My youngest sister, for example, is the only one in my family who was born in the U.S. Yet she speaks better Persian than any of us. She wears a hijab. A few years ago, she scandalized my family by demanding an arranged marriage back in Iran. For her, the negotiations taking place in Vienna are not just about curbing Iran’s nuclear program, they represent the first steps to normalizing relations between the U.S. and Iran.

If my father were alive, he’d say my sister is being naive, that she has no idea how awful the Iranian regime is, how much suffering it has caused. Yet that is precisely why my sister’s opinion — and those of younger Iranian-Americans — is so vital.

After all, delicate diplomacy such as this requires dispassion. We must not ignore Iran’s terrible human-rights violations. But if we want to actually do something about those violations — rather than simply complain about them — we should support the nuclear negotiations.

I believe success in Vienna will empower moderates in Iran, strengthen Iranian civil society and spur economic development. It will result in interdependent trade relations between Iran and the U.S., which will give Iran’s leaders the incentive to behave responsibly and punish them when they don’t.

The fact of the matter is that 3½ decades of anger and bitterness, of sanctions and isolation, have had no positive effect at all on the nature of the Iranian regime. That’s because isolating a country does not change its behavior. Engaging it does.

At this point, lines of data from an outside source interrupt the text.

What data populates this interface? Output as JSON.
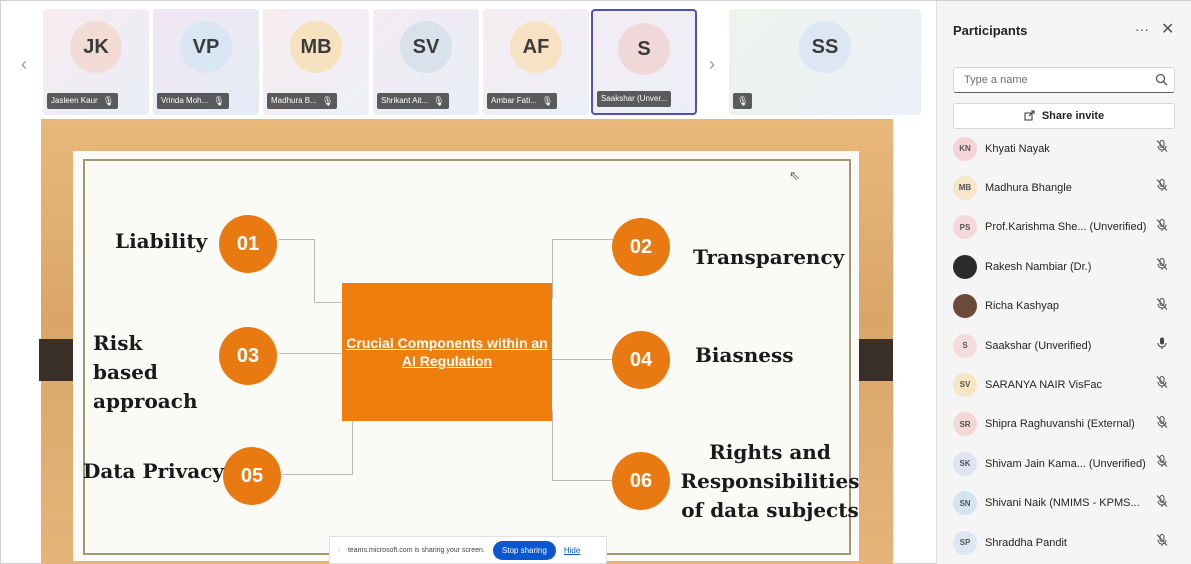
{
  "strip": {
    "prev_arrow": "‹",
    "next_arrow": "›",
    "tiles": [
      {
        "initials": "JK",
        "name": "Jasleen Kaur",
        "avatar_color": "#f4dcd6"
      },
      {
        "initials": "VP",
        "name": "Vrinda Moh...",
        "avatar_color": "#d9e6f3"
      },
      {
        "initials": "MB",
        "name": "Madhura B...",
        "avatar_color": "#f6e2bf"
      },
      {
        "initials": "SV",
        "name": "Shrikant Ait...",
        "avatar_color": "#d8e1ec"
      },
      {
        "initials": "AF",
        "name": "Ambar Fati...",
        "avatar_color": "#f7e2c4"
      },
      {
        "initials": "S",
        "name": "Saakshar (Unver...",
        "avatar_color": "#f0d8d8"
      },
      {
        "initials": "SS",
        "name": "",
        "avatar_color": "#dde6f3"
      }
    ]
  },
  "slide": {
    "center": "Crucial Components within an AI Regulation",
    "items": [
      {
        "num": "01",
        "label": "Liability"
      },
      {
        "num": "02",
        "label": "Transparency"
      },
      {
        "num": "03",
        "label": "Risk based approach"
      },
      {
        "num": "04",
        "label": "Biasness"
      },
      {
        "num": "05",
        "label": "Data Privacy"
      },
      {
        "num": "06",
        "label": "Rights and Responsibilities of data subjects"
      }
    ],
    "accent_color": "#e97a12"
  },
  "share_toast": {
    "message": "teams.microsoft.com is sharing your screen.",
    "stop_label": "Stop sharing",
    "hide_label": "Hide"
  },
  "panel": {
    "title": "Participants",
    "more": "···",
    "close": "✕",
    "search_placeholder": "Type a name",
    "share_invite": "Share invite",
    "participants": [
      {
        "initials": "KN",
        "name": "Khyati Nayak",
        "mic": "muted",
        "avatar_color": "#f4d4d4"
      },
      {
        "initials": "MB",
        "name": "Madhura Bhangle",
        "mic": "muted",
        "avatar_color": "#f6e5c8"
      },
      {
        "initials": "PS",
        "name": "Prof.Karishma She... (Unverified)",
        "mic": "muted",
        "avatar_color": "#f6d8d8"
      },
      {
        "initials": "",
        "name": "Rakesh Nambiar (Dr.)",
        "mic": "muted",
        "avatar_color": "#2b2b2b"
      },
      {
        "initials": "",
        "name": "Richa Kashyap",
        "mic": "muted",
        "avatar_color": "#6b4a3a"
      },
      {
        "initials": "S",
        "name": "Saakshar (Unverified)",
        "mic": "on",
        "avatar_color": "#f3dcdc"
      },
      {
        "initials": "SV",
        "name": "SARANYA NAIR VisFac",
        "mic": "muted",
        "avatar_color": "#f7e5c4"
      },
      {
        "initials": "SR",
        "name": "Shipra Raghuvanshi (External)",
        "mic": "muted",
        "avatar_color": "#f4d8d8"
      },
      {
        "initials": "SK",
        "name": "Shivam Jain Kama... (Unverified)",
        "mic": "muted",
        "avatar_color": "#dfe3f2"
      },
      {
        "initials": "SN",
        "name": "Shivani Naik (NMIMS - KPMS...",
        "mic": "muted",
        "avatar_color": "#d5e4f3"
      },
      {
        "initials": "SP",
        "name": "Shraddha Pandit",
        "mic": "muted",
        "avatar_color": "#dde7f2"
      }
    ]
  }
}
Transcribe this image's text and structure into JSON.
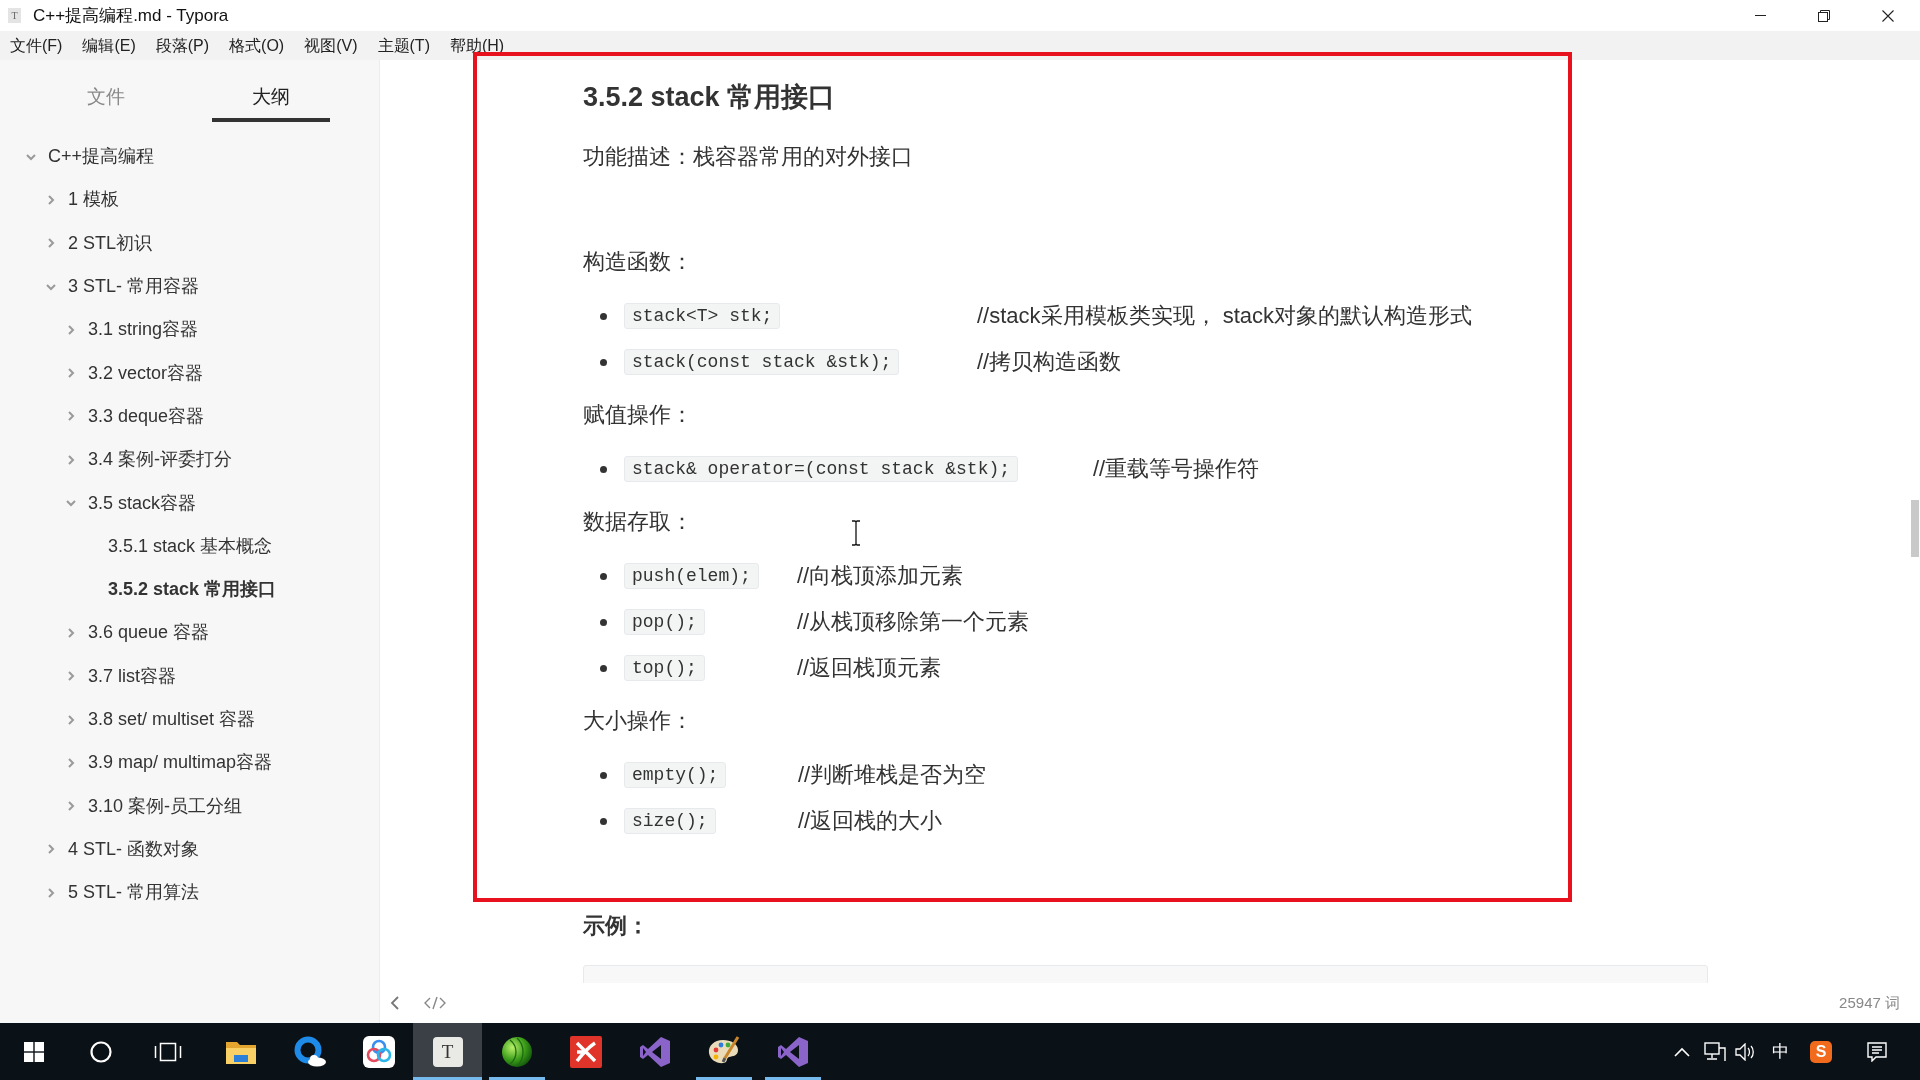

By easing sanctions and giving Iranians (particularly the 60 percent of the population that is under age of 30) access to the rest of the world, a nuclear deal may accomplish what all Iranians in Southern California — my father’s generation and mine — dream of: an Iran that is a responsible actor on the global stage, that respects the rights of its citizens and that has warm relations with the rest of the world. As we Iranians like to say, “inshallah.” God willing.

 

Reza Aslan, a professor at the University of California, Riverside, is the author, most recently, of “Zealot: The Life and Times of Jesus of Nazareth.” He wrote this article for the New York Times.